▶ Interface dataset entries
★ ★ ★ ★ ★ ★ ★

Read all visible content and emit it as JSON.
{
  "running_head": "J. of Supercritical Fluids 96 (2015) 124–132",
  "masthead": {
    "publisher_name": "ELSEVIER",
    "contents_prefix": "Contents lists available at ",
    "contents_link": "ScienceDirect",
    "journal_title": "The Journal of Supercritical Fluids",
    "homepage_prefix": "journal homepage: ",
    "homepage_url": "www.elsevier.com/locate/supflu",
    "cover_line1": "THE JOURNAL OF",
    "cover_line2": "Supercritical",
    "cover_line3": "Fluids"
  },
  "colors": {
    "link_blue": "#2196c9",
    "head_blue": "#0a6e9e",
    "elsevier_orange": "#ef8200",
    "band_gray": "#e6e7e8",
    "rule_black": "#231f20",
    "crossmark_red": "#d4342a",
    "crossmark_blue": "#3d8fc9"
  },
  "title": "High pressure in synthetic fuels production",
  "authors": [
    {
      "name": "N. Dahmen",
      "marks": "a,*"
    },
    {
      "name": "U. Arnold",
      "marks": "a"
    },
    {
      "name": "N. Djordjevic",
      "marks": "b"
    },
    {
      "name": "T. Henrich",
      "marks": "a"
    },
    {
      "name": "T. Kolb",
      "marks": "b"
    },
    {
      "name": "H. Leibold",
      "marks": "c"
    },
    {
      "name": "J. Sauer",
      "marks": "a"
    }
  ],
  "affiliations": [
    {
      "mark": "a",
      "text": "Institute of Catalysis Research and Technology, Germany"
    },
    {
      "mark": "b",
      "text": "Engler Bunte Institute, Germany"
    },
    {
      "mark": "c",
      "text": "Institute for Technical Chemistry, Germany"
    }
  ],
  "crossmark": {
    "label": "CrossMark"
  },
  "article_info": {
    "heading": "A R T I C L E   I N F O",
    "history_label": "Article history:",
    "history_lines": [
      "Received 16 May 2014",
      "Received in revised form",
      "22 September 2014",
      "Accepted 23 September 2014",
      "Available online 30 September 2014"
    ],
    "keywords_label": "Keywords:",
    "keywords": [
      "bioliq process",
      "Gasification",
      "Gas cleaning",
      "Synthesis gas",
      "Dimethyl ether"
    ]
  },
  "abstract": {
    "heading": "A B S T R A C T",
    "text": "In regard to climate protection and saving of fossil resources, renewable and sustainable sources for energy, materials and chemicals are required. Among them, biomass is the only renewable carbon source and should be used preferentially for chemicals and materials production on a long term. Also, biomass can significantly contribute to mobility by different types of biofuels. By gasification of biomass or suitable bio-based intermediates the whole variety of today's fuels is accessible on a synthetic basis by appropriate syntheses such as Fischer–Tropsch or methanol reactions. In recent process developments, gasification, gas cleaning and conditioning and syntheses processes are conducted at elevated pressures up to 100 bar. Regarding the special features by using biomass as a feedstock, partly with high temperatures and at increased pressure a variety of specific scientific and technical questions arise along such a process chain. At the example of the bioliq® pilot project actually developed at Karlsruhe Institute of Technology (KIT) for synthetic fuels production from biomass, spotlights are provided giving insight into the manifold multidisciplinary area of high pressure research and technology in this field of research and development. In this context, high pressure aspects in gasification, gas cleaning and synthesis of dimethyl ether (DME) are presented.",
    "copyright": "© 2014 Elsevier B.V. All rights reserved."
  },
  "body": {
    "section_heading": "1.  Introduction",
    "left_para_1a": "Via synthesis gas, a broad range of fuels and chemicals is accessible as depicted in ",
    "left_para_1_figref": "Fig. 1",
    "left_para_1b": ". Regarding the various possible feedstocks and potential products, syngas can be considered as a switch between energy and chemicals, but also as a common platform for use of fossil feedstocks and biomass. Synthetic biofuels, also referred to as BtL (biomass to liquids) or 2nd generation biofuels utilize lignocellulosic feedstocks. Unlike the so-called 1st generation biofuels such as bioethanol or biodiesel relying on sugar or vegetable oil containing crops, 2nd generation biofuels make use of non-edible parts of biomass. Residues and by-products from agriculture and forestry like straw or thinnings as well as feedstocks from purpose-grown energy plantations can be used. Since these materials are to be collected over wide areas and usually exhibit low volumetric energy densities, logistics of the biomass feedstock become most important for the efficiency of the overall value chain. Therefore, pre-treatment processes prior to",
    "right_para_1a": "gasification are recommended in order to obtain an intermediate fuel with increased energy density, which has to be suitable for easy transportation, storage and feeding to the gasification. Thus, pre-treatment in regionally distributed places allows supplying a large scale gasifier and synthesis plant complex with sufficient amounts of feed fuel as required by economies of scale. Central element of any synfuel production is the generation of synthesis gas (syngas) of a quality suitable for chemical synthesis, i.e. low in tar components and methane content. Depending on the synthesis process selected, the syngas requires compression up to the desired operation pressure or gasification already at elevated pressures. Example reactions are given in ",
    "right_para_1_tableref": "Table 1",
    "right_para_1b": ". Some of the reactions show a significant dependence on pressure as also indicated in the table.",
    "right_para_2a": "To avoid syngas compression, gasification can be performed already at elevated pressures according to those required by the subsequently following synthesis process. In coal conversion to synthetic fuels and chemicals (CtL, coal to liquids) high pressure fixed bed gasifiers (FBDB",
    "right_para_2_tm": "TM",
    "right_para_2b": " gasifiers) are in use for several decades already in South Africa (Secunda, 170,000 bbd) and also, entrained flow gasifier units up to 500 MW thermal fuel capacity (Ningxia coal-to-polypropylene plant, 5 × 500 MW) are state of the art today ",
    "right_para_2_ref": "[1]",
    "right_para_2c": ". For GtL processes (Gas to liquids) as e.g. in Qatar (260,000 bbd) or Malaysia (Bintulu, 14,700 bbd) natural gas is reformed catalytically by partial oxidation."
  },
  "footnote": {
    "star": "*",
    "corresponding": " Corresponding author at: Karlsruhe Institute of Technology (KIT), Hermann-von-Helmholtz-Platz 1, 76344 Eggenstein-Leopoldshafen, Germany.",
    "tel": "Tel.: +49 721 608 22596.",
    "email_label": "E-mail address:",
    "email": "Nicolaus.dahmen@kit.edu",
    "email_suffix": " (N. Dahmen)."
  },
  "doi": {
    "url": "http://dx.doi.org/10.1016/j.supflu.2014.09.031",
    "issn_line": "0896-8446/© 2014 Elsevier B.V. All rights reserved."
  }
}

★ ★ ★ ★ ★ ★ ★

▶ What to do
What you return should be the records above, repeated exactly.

▶ Result for this task
Read all visible content and emit it as JSON.
{
  "running_head": "J. of Supercritical Fluids 96 (2015) 124–132",
  "masthead": {
    "publisher_name": "ELSEVIER",
    "contents_prefix": "Contents lists available at ",
    "contents_link": "ScienceDirect",
    "journal_title": "The Journal of Supercritical Fluids",
    "homepage_prefix": "journal homepage: ",
    "homepage_url": "www.elsevier.com/locate/supflu",
    "cover_line1": "THE JOURNAL OF",
    "cover_line2": "Supercritical",
    "cover_line3": "Fluids"
  },
  "colors": {
    "link_blue": "#2196c9",
    "head_blue": "#0a6e9e",
    "elsevier_orange": "#ef8200",
    "band_gray": "#e6e7e8",
    "rule_black": "#231f20",
    "crossmark_red": "#d4342a",
    "crossmark_blue": "#3d8fc9"
  },
  "title": "High pressure in synthetic fuels production",
  "authors": [
    {
      "name": "N. Dahmen",
      "marks": "a,*"
    },
    {
      "name": "U. Arnold",
      "marks": "a"
    },
    {
      "name": "N. Djordjevic",
      "marks": "b"
    },
    {
      "name": "T. Henrich",
      "marks": "a"
    },
    {
      "name": "T. Kolb",
      "marks": "b"
    },
    {
      "name": "H. Leibold",
      "marks": "c"
    },
    {
      "name": "J. Sauer",
      "marks": "a"
    }
  ],
  "affiliations": [
    {
      "mark": "a",
      "text": "Institute of Catalysis Research and Technology, Germany"
    },
    {
      "mark": "b",
      "text": "Engler Bunte Institute, Germany"
    },
    {
      "mark": "c",
      "text": "Institute for Technical Chemistry, Germany"
    }
  ],
  "crossmark": {
    "label": "CrossMark"
  },
  "article_info": {
    "heading": "A R T I C L E   I N F O",
    "history_label": "Article history:",
    "history_lines": [
      "Received 16 May 2014",
      "Received in revised form",
      "22 September 2014",
      "Accepted 23 September 2014",
      "Available online 30 September 2014"
    ],
    "keywords_label": "Keywords:",
    "keywords": [
      "bioliq process",
      "Gasification",
      "Gas cleaning",
      "Synthesis gas",
      "Dimethyl ether"
    ]
  },
  "abstract": {
    "heading": "A B S T R A C T",
    "text": "In regard to climate protection and saving of fossil resources, renewable and sustainable sources for energy, materials and chemicals are required. Among them, biomass is the only renewable carbon source and should be used preferentially for chemicals and materials production on a long term. Also, biomass can significantly contribute to mobility by different types of biofuels. By gasification of biomass or suitable bio-based intermediates the whole variety of today's fuels is accessible on a synthetic basis by appropriate syntheses such as Fischer–Tropsch or methanol reactions. In recent process developments, gasification, gas cleaning and conditioning and syntheses processes are conducted at elevated pressures up to 100 bar. Regarding the special features by using biomass as a feedstock, partly with high temperatures and at increased pressure a variety of specific scientific and technical questions arise along such a process chain. At the example of the bioliq® pilot project actually developed at Karlsruhe Institute of Technology (KIT) for synthetic fuels production from biomass, spotlights are provided giving insight into the manifold multidisciplinary area of high pressure research and technology in this field of research and development. In this context, high pressure aspects in gasification, gas cleaning and synthesis of dimethyl ether (DME) are presented.",
    "copyright": "© 2014 Elsevier B.V. All rights reserved."
  },
  "body": {
    "section_heading": "1.  Introduction",
    "left_para_1a": "Via synthesis gas, a broad range of fuels and chemicals is accessible as depicted in ",
    "left_para_1_figref": "Fig. 1",
    "left_para_1b": ". Regarding the various possible feedstocks and potential products, syngas can be considered as a switch between energy and chemicals, but also as a common platform for use of fossil feedstocks and biomass. Synthetic biofuels, also referred to as BtL (biomass to liquids) or 2nd generation biofuels utilize lignocellulosic feedstocks. Unlike the so-called 1st generation biofuels such as bioethanol or biodiesel relying on sugar or vegetable oil containing crops, 2nd generation biofuels make use of non-edible parts of biomass. Residues and by-products from agriculture and forestry like straw or thinnings as well as feedstocks from purpose-grown energy plantations can be used. Since these materials are to be collected over wide areas and usually exhibit low volumetric energy densities, logistics of the biomass feedstock become most important for the efficiency of the overall value chain. Therefore, pre-treatment processes prior to",
    "right_para_1a": "gasification are recommended in order to obtain an intermediate fuel with increased energy density, which has to be suitable for easy transportation, storage and feeding to the gasification. Thus, pre-treatment in regionally distributed places allows supplying a large scale gasifier and synthesis plant complex with sufficient amounts of feed fuel as required by economies of scale. Central element of any synfuel production is the generation of synthesis gas (syngas) of a quality suitable for chemical synthesis, i.e. low in tar components and methane content. Depending on the synthesis process selected, the syngas requires compression up to the desired operation pressure or gasification already at elevated pressures. Example reactions are given in ",
    "right_para_1_tableref": "Table 1",
    "right_para_1b": ". Some of the reactions show a significant dependence on pressure as also indicated in the table.",
    "right_para_2a": "To avoid syngas compression, gasification can be performed already at elevated pressures according to those required by the subsequently following synthesis process. In coal conversion to synthetic fuels and chemicals (CtL, coal to liquids) high pressure fixed bed gasifiers (FBDB",
    "right_para_2_tm": "TM",
    "right_para_2b": " gasifiers) are in use for several decades already in South Africa (Secunda, 170,000 bbd) and also, entrained flow gasifier units up to 500 MW thermal fuel capacity (Ningxia coal-to-polypropylene plant, 5 × 500 MW) are state of the art today ",
    "right_para_2_ref": "[1]",
    "right_para_2c": ". For GtL processes (Gas to liquids) as e.g. in Qatar (260,000 bbd) or Malaysia (Bintulu, 14,700 bbd) natural gas is reformed catalytically by partial oxidation."
  },
  "footnote": {
    "star": "*",
    "corresponding": " Corresponding author at: Karlsruhe Institute of Technology (KIT), Hermann-von-Helmholtz-Platz 1, 76344 Eggenstein-Leopoldshafen, Germany.",
    "tel": "Tel.: +49 721 608 22596.",
    "email_label": "E-mail address:",
    "email": "Nicolaus.dahmen@kit.edu",
    "email_suffix": " (N. Dahmen)."
  },
  "doi": {
    "url": "http://dx.doi.org/10.1016/j.supflu.2014.09.031",
    "issn_line": "0896-8446/© 2014 Elsevier B.V. All rights reserved."
  }
}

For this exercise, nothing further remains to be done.